**Work to be completed**
Below is a set of records; reproduce them exactly without their pictures.

Excerpts from an interface dataset:
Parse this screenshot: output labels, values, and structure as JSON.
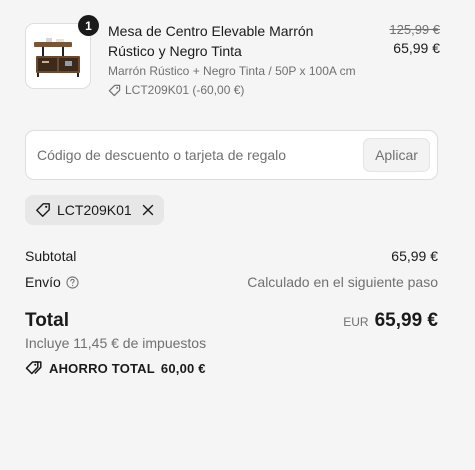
{
  "product": {
    "quantity": "1",
    "name": "Mesa de Centro Elevable Marrón Rústico y Negro Tinta",
    "variant": "Marrón Rústico + Negro Tinta / 50P x 100A cm",
    "discount_code_line": "LCT209K01 (-60,00 €)",
    "original_price": "125,99 €",
    "price": "65,99 €",
    "image_icon": "coffee-table-product-image"
  },
  "discount_field": {
    "placeholder": "Código de descuento o tarjeta de regalo",
    "value": "",
    "apply_label": "Aplicar"
  },
  "applied_code": {
    "code": "LCT209K01",
    "icon": "tag-icon",
    "remove_icon": "close-icon"
  },
  "summary": {
    "subtotal_label": "Subtotal",
    "subtotal_value": "65,99 €",
    "shipping_label": "Envío",
    "shipping_value": "Calculado en el siguiente paso",
    "total_label": "Total",
    "currency": "EUR",
    "total_value": "65,99 €",
    "taxes_note": "Incluye 11,45 € de impuestos",
    "savings_label": "AHORRO TOTAL",
    "savings_value": "60,00 €"
  },
  "colors": {
    "background": "#f5f5f5",
    "text": "#1a1a1a",
    "muted": "#707070",
    "chip": "#e7e7e7"
  }
}
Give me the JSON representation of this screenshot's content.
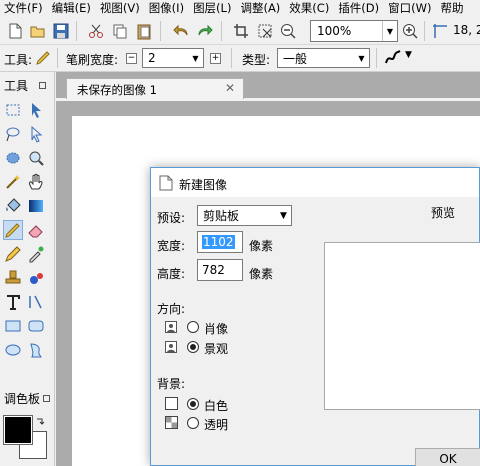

**Exercise result**
Parse this screenshot: output labels, values, and structure as JSON.
{
  "product": {
    "quantity": "1",
    "name": "Mesa de Centro Elevable Marrón Rústico y Negro Tinta",
    "variant": "Marrón Rústico + Negro Tinta / 50P x 100A cm",
    "discount_code_line": "LCT209K01 (-60,00 €)",
    "original_price": "125,99 €",
    "price": "65,99 €",
    "image_icon": "coffee-table-product-image"
  },
  "discount_field": {
    "placeholder": "Código de descuento o tarjeta de regalo",
    "value": "",
    "apply_label": "Aplicar"
  },
  "applied_code": {
    "code": "LCT209K01",
    "icon": "tag-icon",
    "remove_icon": "close-icon"
  },
  "summary": {
    "subtotal_label": "Subtotal",
    "subtotal_value": "65,99 €",
    "shipping_label": "Envío",
    "shipping_value": "Calculado en el siguiente paso",
    "total_label": "Total",
    "currency": "EUR",
    "total_value": "65,99 €",
    "taxes_note": "Incluye 11,45 € de impuestos",
    "savings_label": "AHORRO TOTAL",
    "savings_value": "60,00 €"
  },
  "colors": {
    "background": "#f5f5f5",
    "text": "#1a1a1a",
    "muted": "#707070",
    "chip": "#e7e7e7"
  }
}
Give me the JSON representation of this screenshot's content.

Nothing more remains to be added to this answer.